The Socinian Connection

In the late 1500s there was a school of recycled Arian heresy centered around the teachings of Socinus. What I find particularly interesting is the Socinian view of ecclesiastical authority, and how this view has basically triumphed in contemporary Evangelicalism and infected most Reformed churches.

In this view it is not the legitimate task of the church to proclaim God's Word authoritatively, but rather to "recommend" the truth. The church does not have a commission of genuine discipleship, but only one of attempted persuasion and mere advice-giving.

However, against this Socinian-Evangelical view stands the old school of Reformation teaching which, upon the very authority of her Lord, dares to exercise the power He gave her to "make disciples of all nations... teaching them to observe all that He commanded."

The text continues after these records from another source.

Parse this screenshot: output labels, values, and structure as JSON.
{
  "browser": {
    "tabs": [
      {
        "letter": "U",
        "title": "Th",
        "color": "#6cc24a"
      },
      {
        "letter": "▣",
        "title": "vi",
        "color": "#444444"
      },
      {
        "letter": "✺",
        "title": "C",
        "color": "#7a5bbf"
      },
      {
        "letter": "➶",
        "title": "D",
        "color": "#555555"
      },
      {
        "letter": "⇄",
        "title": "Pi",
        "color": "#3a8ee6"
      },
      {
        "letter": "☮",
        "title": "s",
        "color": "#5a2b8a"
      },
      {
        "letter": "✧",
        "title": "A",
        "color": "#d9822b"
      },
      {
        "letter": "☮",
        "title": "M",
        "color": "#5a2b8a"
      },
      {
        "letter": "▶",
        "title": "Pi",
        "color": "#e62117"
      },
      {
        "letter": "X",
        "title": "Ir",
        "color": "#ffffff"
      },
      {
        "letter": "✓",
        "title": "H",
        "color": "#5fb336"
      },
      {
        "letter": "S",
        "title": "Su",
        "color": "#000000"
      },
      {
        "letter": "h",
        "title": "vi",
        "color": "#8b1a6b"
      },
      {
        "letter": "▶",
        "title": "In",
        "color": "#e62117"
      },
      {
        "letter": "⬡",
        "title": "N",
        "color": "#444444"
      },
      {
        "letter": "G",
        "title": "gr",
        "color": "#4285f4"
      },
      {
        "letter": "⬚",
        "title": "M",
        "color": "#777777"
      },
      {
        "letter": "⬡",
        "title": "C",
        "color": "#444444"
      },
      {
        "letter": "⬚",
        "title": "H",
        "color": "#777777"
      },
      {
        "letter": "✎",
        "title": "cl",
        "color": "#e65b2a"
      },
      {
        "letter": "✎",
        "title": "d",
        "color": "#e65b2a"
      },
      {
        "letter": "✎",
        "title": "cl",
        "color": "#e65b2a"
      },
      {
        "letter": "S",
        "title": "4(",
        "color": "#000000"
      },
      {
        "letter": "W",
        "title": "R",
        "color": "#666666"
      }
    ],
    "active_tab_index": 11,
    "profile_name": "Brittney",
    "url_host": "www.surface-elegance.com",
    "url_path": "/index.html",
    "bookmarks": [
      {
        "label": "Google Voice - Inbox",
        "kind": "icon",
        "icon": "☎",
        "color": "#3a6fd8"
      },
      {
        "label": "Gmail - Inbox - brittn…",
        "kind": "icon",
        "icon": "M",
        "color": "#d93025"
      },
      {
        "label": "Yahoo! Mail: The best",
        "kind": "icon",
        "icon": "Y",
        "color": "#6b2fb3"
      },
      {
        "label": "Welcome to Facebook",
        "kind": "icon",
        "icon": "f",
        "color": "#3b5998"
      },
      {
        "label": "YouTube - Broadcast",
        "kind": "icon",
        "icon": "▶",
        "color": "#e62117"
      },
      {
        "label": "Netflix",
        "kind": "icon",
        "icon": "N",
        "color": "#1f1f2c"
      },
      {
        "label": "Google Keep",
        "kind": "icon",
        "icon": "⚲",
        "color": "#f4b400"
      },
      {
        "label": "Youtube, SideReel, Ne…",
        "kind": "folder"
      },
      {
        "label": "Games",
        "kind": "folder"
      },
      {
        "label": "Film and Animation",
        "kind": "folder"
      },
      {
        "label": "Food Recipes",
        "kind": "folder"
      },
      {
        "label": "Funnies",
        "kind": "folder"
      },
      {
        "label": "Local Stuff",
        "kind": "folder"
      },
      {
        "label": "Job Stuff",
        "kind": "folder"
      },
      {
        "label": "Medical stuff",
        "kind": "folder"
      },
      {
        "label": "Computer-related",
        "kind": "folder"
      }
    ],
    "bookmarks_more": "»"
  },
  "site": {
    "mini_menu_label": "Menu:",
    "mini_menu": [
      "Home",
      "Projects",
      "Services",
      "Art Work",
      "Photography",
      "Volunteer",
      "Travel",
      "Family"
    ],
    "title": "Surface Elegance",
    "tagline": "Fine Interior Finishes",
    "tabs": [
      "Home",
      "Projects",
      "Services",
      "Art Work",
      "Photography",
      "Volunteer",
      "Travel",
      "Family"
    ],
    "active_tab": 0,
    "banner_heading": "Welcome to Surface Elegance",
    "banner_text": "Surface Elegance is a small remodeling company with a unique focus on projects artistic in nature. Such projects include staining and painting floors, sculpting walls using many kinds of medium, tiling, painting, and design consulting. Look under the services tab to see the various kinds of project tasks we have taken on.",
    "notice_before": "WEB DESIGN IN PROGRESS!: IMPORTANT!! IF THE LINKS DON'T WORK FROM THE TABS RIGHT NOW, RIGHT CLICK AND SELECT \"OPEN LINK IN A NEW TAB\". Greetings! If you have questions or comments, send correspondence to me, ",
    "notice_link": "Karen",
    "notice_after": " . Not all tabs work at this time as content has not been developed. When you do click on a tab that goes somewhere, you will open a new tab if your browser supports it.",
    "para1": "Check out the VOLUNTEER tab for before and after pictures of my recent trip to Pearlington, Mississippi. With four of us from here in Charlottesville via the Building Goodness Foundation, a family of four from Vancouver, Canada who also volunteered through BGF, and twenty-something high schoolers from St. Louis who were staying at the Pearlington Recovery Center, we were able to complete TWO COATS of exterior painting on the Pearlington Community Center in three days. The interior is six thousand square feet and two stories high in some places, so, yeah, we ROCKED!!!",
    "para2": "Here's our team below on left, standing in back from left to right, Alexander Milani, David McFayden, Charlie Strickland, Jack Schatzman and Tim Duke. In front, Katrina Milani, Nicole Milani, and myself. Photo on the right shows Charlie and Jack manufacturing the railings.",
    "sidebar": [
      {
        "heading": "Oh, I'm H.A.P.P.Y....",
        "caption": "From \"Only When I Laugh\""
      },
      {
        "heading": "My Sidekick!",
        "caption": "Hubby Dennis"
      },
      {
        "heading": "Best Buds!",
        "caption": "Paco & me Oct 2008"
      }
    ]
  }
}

Tolerance for false doctrine is the order of the day, even in the NAPARC churches. There is little unanimity in any given church on what the Scriptures teach, and no real enforcement of God's Word.

But as for me, I am certain that "obedience is better than sacrifice."
Chanukah Came Early

...so I bought a number of collected essays on continental philosophy: Kearney's Routledge History #8, Solomon & Sherman's Blackwell Guide, Schroeder's Blackwell Critical Approach, and Critchley & Schroeder's Blackwell Companion. These should keep me occupied through the winter.

And if you're even remotely interested in this subject, I would recommend Simon Critchley's Continental Philosophy: a very short introduction*. Retail price is only $10, and it simply and clearly illustrates the history and central concern of this approach to philosophy.